Just like in any other country in the world, your expenses depend largely on what your lifestyle is and where you live. For example, if you are just renting a house, or if you are living with a group and you have a lot of board mates, these kinds of details affect how much you spend and what’s left of your salary.
Indeed, when you convert what you earn in NZD to Philippines Pesos, your salary is really high. However, if you are using the money you earn in New Zealand in the country anyway, and if you don’t know how to save and have a solid financial plan, then you might just as well be going back to the home country to work.
In addition, if you plan on working in New Zealand, statistics roughly show that you are most likely going to be in Auckland. That’s pretty much because most immigrants tend to go there, and it is the center of commerce in the country.

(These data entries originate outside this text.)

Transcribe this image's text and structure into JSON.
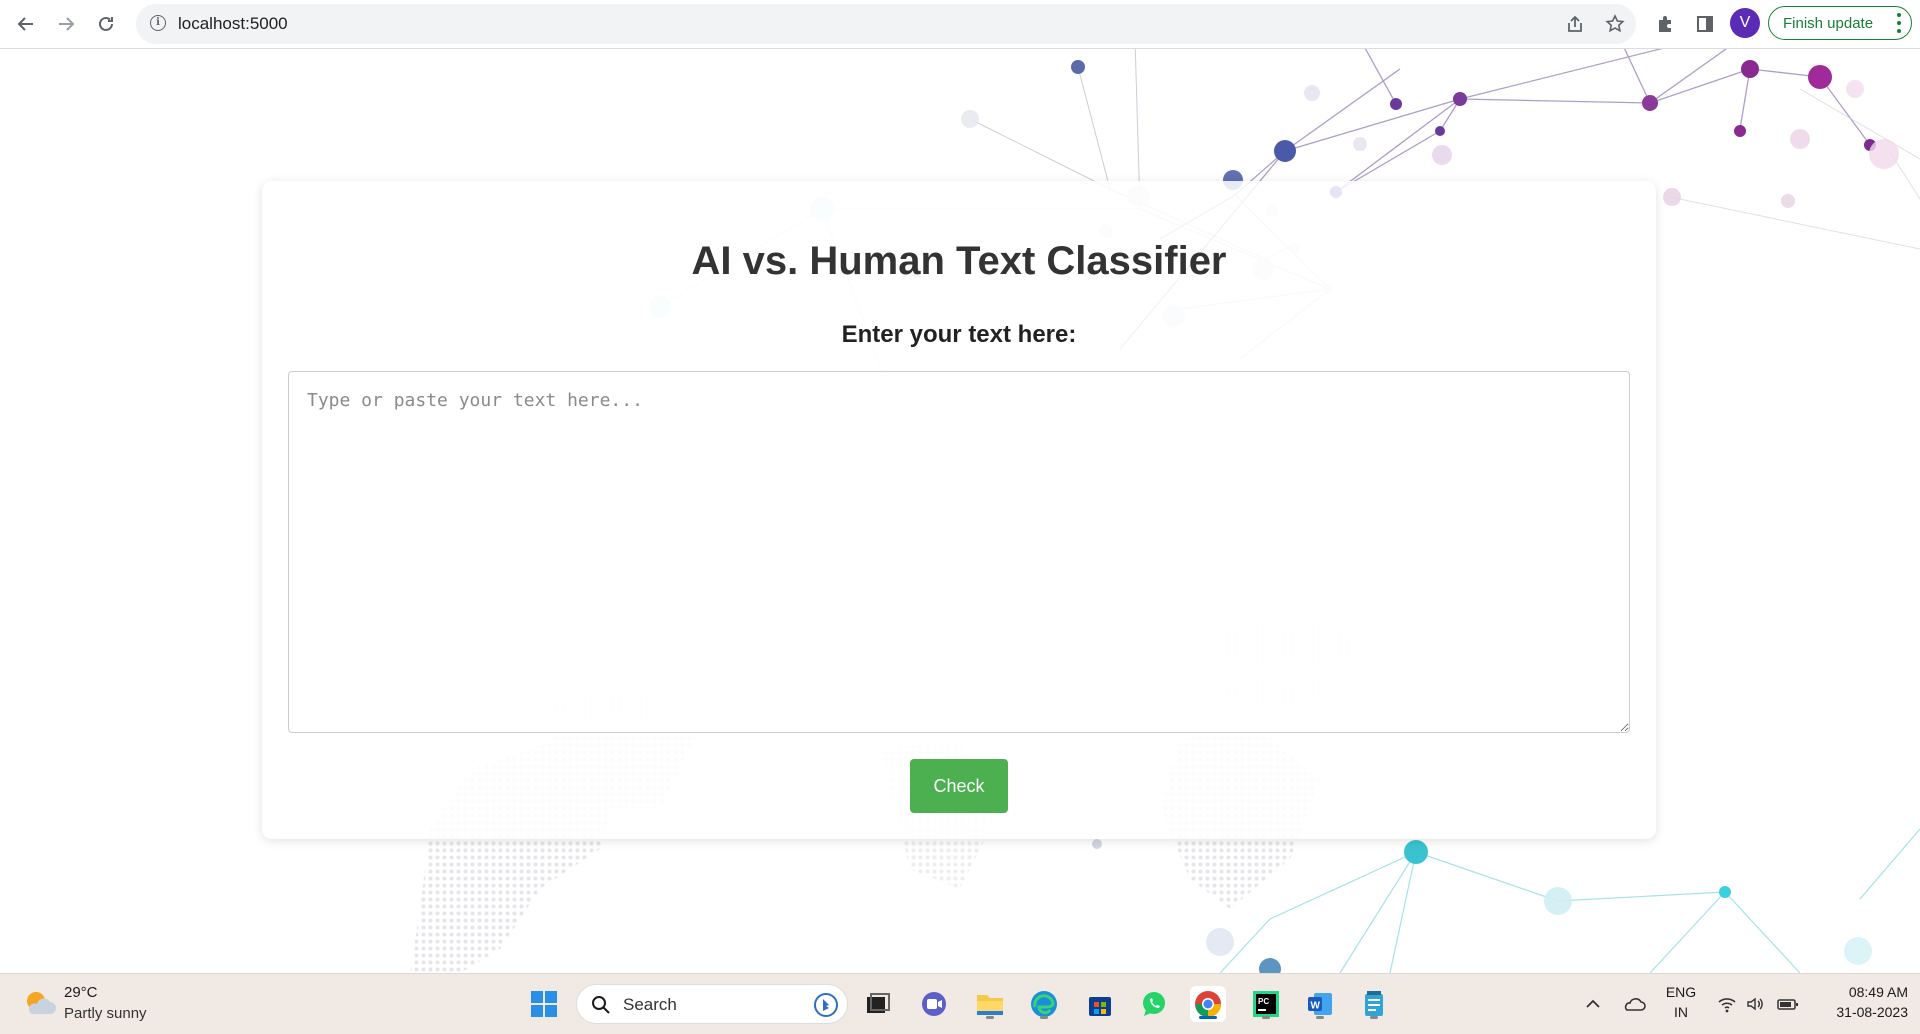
{
  "browser": {
    "url": "localhost:5000",
    "finish_update_label": "Finish update",
    "profile_initial": "V"
  },
  "main": {
    "title": "AI vs. Human Text Classifier",
    "input_label": "Enter your text here:",
    "textarea_placeholder": "Type or paste your text here...",
    "textarea_value": "",
    "check_button_label": "Check"
  },
  "taskbar": {
    "weather_temp": "29°C",
    "weather_desc": "Partly sunny",
    "search_label": "Search",
    "language_top": "ENG",
    "language_bottom": "IN",
    "time": "08:49 AM",
    "date": "31-08-2023",
    "apps": [
      "start-icon",
      "search",
      "file-explorer-terminal-icon",
      "teams-icon",
      "folder-icon",
      "edge-icon",
      "store-icon",
      "whatsapp-icon",
      "chrome-icon",
      "pycharm-icon",
      "word-icon",
      "notepad-icon"
    ]
  },
  "colors": {
    "accent_button": "#4caf50",
    "title_text": "#333333",
    "update_green": "#188038",
    "avatar": "#5b2bb5"
  }
}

In Auckland, for example, a one-bedroom apartment is around 300 to 400 NZD, while a 2 bedroom apartment is around 450 to 600 NZD. Also rent is commonly paid on a weekly basis. These values are for weekly pay, and you have to multiply them by 4 if you want to get the monthly pay.
Aside from the weekly rent, landlords also typically ask for advance pay and bond money. Bond money is security for the land lord whenever you don’t pay rent or if you cause any damages in the property you are renting. There are other fees as well.
Another common way of staying in New Zealand is through flatting. By flatting, you can save money because you are sharing a property with more people. You can live with your work mates, friends, or even strangers.
Transportation is also another expense that you need to consider. Public transportation includes rail services, and buses, but public transport is limited so most Kiwis prefer to buy a car. One bus ride within the center of Auckland is around 55 cents with a special public transportation card, or a dollar with cash.
There you have it. If you want to be a factory worker in New Zealand, note that while the work hours are high, the salary is also really high, and you are well compensated for all your hard work.